### Try it
Reproduce the records below exactly, leaving out any pictures.

### Available data

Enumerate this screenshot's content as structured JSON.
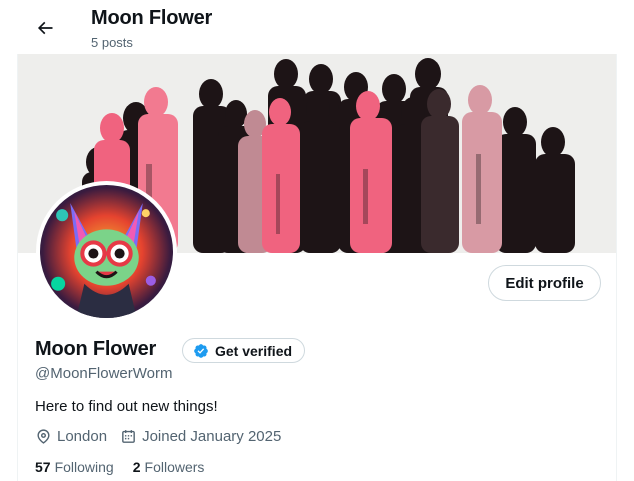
{
  "header": {
    "title": "Moon Flower",
    "subtitle": "5 posts",
    "back_icon": "arrow-left-icon"
  },
  "profile": {
    "display_name": "Moon Flower",
    "handle": "@MoonFlowerWorm",
    "bio": "Here to find out new things!",
    "location": "London",
    "joined": "Joined January 2025",
    "following_count": "57",
    "following_label": "Following",
    "followers_count": "2",
    "followers_label": "Followers"
  },
  "buttons": {
    "edit_profile": "Edit profile",
    "get_verified": "Get verified"
  },
  "icons": {
    "verified": "verified-badge-icon",
    "location": "location-pin-icon",
    "calendar": "calendar-icon"
  },
  "colors": {
    "accent": "#1d9bf0",
    "text_primary": "#0f1419",
    "text_secondary": "#536471",
    "border": "#cfd9de",
    "banner_pink": "#f0637f",
    "banner_dark": "#1d1416"
  }
}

### Exercise answer
Enumerate this screenshot's content as structured JSON.
{
  "header": {
    "title": "Moon Flower",
    "subtitle": "5 posts",
    "back_icon": "arrow-left-icon"
  },
  "profile": {
    "display_name": "Moon Flower",
    "handle": "@MoonFlowerWorm",
    "bio": "Here to find out new things!",
    "location": "London",
    "joined": "Joined January 2025",
    "following_count": "57",
    "following_label": "Following",
    "followers_count": "2",
    "followers_label": "Followers"
  },
  "buttons": {
    "edit_profile": "Edit profile",
    "get_verified": "Get verified"
  },
  "icons": {
    "verified": "verified-badge-icon",
    "location": "location-pin-icon",
    "calendar": "calendar-icon"
  },
  "colors": {
    "accent": "#1d9bf0",
    "text_primary": "#0f1419",
    "text_secondary": "#536471",
    "border": "#cfd9de",
    "banner_pink": "#f0637f",
    "banner_dark": "#1d1416"
  }
}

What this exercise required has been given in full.